By Jeanette Cheezum
An abbreviated verson of an excerpt from my first novel, Fish Wife.
It seemed like the alarm went off as soon as Alyse fell asleep. She jumped up, not wanting George and his father to wait for her.
The shoreline appeared to be sleeping. She guessed the fisherman were the only ones up around here at this time of the morning.
While they pulled up near the old boat, a huge man staggered out of the fish camp.
“You rid’n out with us, Ma’am?”
“Yes sir.” She watched his huge hands as he loaded some gear onto the boat.
“White Lightning’s our right hand man,” George said.
The air smelled fresh today, and the sun would peek out before too long.
White Lightning gave orders to the men that only they understood.
“Would you ride on the top of the cabin? You can see everything and be out of our way,” George said.
The lines were in and the boat was drifting away from the dock. Apparently, the current was strong in this area. She hurried to get settled. It looked like the dock moved away from them. Alyse could see George watching her and once she was seated, he shifted the engine to full throttle. She felt pride in her young husband and his daddy. Obviously, they loved their work. They cleared the channel from under the bridge that went over the inlet and led out into the Chesapeake Bay.

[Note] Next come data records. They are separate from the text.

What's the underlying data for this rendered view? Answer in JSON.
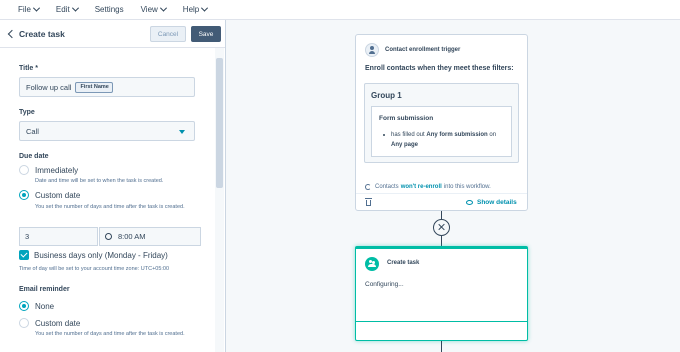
{
  "menu": [
    {
      "label": "File",
      "has_caret": true
    },
    {
      "label": "Edit",
      "has_caret": true
    },
    {
      "label": "Settings",
      "has_caret": false
    },
    {
      "label": "View",
      "has_caret": true
    },
    {
      "label": "Help",
      "has_caret": true
    }
  ],
  "panel": {
    "title": "Create task",
    "cancel_label": "Cancel",
    "save_label": "Save",
    "title_field": {
      "label": "Title *",
      "value": "Follow up call",
      "token": "First Name"
    },
    "type_field": {
      "label": "Type",
      "value": "Call"
    },
    "due_date": {
      "label": "Due date",
      "immediately_label": "Immediately",
      "immediately_help": "Date and time will be set to when the task is created.",
      "custom_label": "Custom date",
      "custom_help": "You set the number of days and time after the task is created.",
      "days_value": "3",
      "time_value": "8:00 AM",
      "business_days_label": "Business days only (Monday - Friday)",
      "timezone_help": "Time of day will be set to your account time zone: UTC+05:00"
    },
    "email_reminder": {
      "label": "Email reminder",
      "none_label": "None",
      "custom_label": "Custom date",
      "custom_help": "You set the number of days and time after the task is created."
    }
  },
  "canvas": {
    "trigger": {
      "title": "Contact enrollment trigger",
      "enroll_text": "Enroll contacts when they meet these filters:",
      "group_title": "Group 1",
      "filter_title": "Form submission",
      "filter_prefix": "has filled out",
      "filter_form": "Any form submission",
      "filter_on": "on",
      "filter_page": "Any page",
      "reenroll_prefix": "Contacts",
      "reenroll_link": "won't re-enroll",
      "reenroll_suffix": "into this workflow.",
      "show_details": "Show details"
    },
    "action": {
      "title": "Create task",
      "status": "Configuring..."
    }
  },
  "colors": {
    "accent": "#00a4bd",
    "action_border": "#00bda5",
    "save_bg": "#425b76",
    "link": "#0091ae"
  }
}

The white caps rippled along the sides of the bow. George pointed at a large school of fish. He gave her a wink and directed the boat toward their pound nets.
“Sometimes we see porpoises out here and once we even caught a sea cow in the nets. We managed to free her and watch her swim away.”
Then the boat seemed to stall. George had cut the engine down so they could pull the nets. The crew slipped on slickers, aprons, hats and gloves and took their positions.
The pound nets were held fast by poles, which sometimes had to be replaced after storms. Seagulls appeared from nowhere and circled the nets awaiting a feast.
Every movement was synchronized in order to do things rapidly.
The sun beamed on, their shoulders glistening with sweat. George was in the middle of everything.
“He’s a natural.” Jerry bragged “That boy has fish slime in his veins.”
Alyse looked at the beautiful view. Gliding through the water, she looked for porpoise. Then, as if it were magic, the shore popped up from nowhere. She loved it out here.
Young boys were at the dock with gaffing hooks waiting to assist George and his crew.
“As soon as we unload the fish, they need to be sorted, weighed and iced down. Then we take them to the distributor.”
“We got quite a good catch today. I counted eighteen boxes,” she said.
Jerry was busy loading the truck. “It’s every man’s dream that his son will take over his business someday.”
Morning Catch was originally published on The Verb.